Location: Pest Management ResearchTitle: Grasshopper responses to fire and postfire grazing in the northern Great Plains vary among species Author
Submitted to: Rangeland Ecology and Management
Publication Type: Peer Reviewed Journal
Publication Acceptance Date: 9/9/2015
Publication Date: 3/1/2016
Publication URL: http://handle.nal.usda.gov/10113/62127
Citation: Branson, D.H., Vermeire, L.T. 2016. Grasshopper responses to fire and postfire grazing in the northern Great Plains vary among species. Rangeland Ecology and Management. 169(2):144-149. doi:10.1016/j.rama.2015.10.005. Interpretive Summary: Large grasshopper outbreaks typically lead to large scale chemical control efforts, but habitat management approaches to address grasshopper problems have received much less attention. As grasshoppers are highly responsive to factors such as altered habitat structure and food availability, rangeland management practices may affect grasshopper populations by impacting development, survival and reproduction. We examined the responses of grasshoppers to late summer fire and post-fire grazing intensity to aid in post-fire grasshopper management decisions. Fire reduced grasshopper densities by 36 to 53%, while post-fire grazing intensity had smaller effects. Late summer fire appears to be a useful management tool to reduce grasshopper populations in the northern Great Plains. Knowledge of grasshopper species composition, fire fuel levels, and the timing of fire are required to allow managers to accurately predict fire impacts. The results show that large reductions in grasshopper populations can be sustained for at least 2 years post-fire through a combination of adult and egg mortality, indicating that late summer fire can be a useful management tool that provides extended grasshopper control. To allow more accurate management recommendations, additional research is needed examining effects of the seasonal timing of fire on grasshopper populations in the northern Great Plains.
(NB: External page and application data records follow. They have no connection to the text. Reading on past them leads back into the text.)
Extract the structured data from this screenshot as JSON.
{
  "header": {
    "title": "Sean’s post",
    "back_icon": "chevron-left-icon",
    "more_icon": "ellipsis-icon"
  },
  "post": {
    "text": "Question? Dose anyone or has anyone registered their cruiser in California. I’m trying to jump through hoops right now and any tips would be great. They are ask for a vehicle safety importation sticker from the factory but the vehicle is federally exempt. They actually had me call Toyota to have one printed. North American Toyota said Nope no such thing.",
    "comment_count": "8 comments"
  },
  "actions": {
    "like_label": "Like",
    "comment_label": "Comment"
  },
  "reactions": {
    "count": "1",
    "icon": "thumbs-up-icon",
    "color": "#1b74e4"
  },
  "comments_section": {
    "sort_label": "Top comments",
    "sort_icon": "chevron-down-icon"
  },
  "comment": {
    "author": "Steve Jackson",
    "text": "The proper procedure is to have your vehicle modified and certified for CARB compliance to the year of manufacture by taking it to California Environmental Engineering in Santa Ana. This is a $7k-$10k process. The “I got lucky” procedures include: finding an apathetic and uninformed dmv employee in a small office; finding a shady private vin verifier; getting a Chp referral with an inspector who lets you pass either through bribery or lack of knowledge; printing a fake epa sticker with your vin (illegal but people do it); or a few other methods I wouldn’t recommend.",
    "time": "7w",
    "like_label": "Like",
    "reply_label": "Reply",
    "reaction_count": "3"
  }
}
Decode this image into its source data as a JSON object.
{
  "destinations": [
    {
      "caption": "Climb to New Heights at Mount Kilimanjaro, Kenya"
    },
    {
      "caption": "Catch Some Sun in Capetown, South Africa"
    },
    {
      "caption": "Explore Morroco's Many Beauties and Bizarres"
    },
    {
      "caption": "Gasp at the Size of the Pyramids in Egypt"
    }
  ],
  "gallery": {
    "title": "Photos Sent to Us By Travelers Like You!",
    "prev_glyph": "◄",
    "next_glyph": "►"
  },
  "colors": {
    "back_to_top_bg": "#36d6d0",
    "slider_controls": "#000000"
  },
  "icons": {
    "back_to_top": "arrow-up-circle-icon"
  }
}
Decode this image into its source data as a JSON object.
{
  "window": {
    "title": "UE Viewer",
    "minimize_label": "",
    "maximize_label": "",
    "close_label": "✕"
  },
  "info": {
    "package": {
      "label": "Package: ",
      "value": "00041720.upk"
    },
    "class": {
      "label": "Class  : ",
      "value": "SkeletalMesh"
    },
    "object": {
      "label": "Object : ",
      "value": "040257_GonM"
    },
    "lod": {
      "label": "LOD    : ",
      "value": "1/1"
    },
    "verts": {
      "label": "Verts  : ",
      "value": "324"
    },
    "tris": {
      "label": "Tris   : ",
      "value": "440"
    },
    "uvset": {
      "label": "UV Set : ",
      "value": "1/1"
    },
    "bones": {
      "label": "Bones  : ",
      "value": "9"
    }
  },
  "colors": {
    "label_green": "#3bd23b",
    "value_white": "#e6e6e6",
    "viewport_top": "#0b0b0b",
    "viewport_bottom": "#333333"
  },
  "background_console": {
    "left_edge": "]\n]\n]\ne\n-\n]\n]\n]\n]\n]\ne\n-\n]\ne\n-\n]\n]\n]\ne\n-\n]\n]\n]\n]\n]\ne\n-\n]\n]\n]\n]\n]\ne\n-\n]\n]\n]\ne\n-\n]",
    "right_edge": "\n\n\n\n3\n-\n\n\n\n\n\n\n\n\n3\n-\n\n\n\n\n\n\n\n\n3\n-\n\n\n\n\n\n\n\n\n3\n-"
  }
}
Technical Abstract: Rangeland management practices such as burning and grazing management may affect grasshopper populations by impacting development, survival and reproduction. Experiments are lacking in the northern Great Plains examining the effects of fire and grazing intensity on grasshoppers. As part of a larger study examining vegetation responses to late summer fire and post-fire grazing utilization in semiarid mixed prairie in eastern Montana, we examined the responses of grasshoppers to late summer fire and post-fire grazing intensity to aid in grasshopper management decisions. The experiment was repeated using adjacent blocks, with blocks receiving fire treatment in either 2003 or 2004 and grazing in the following year. Treatments were no fire and no grazing, and summer fire followed by grazing at 0, 17 or 50% forage utilization on a biomass basis. Grasshopper sampling was conducted before fire and for 2 years post-fire. Fire reduced grasshopper density 36 to 53% across experiments, periods and postfire grazing treatments. The two most abundant grasshopper species, Ageneotettix deorum (Scudder) and Opeia obscura (Thomas), were reduced 80 and 84% the first year after fire in Experiment 1, but only O. obscura was affected by fire in Experiment 2. The effects of fire were dependent on fire intensity and continuity, the timing of fire, and grasshopper species composition. Grasshopper populations were more strongly affect by fire than by post-fire grazing. Fire intensity will determine whether late summer fire would control populations of shallow egg laying species, while fire timing will determine the level of control for species laying deeper egg pods. As large reductions in grasshopper populations can be sustained for 2 years post-fire, late summer fire can be a useful grasshopper management tool.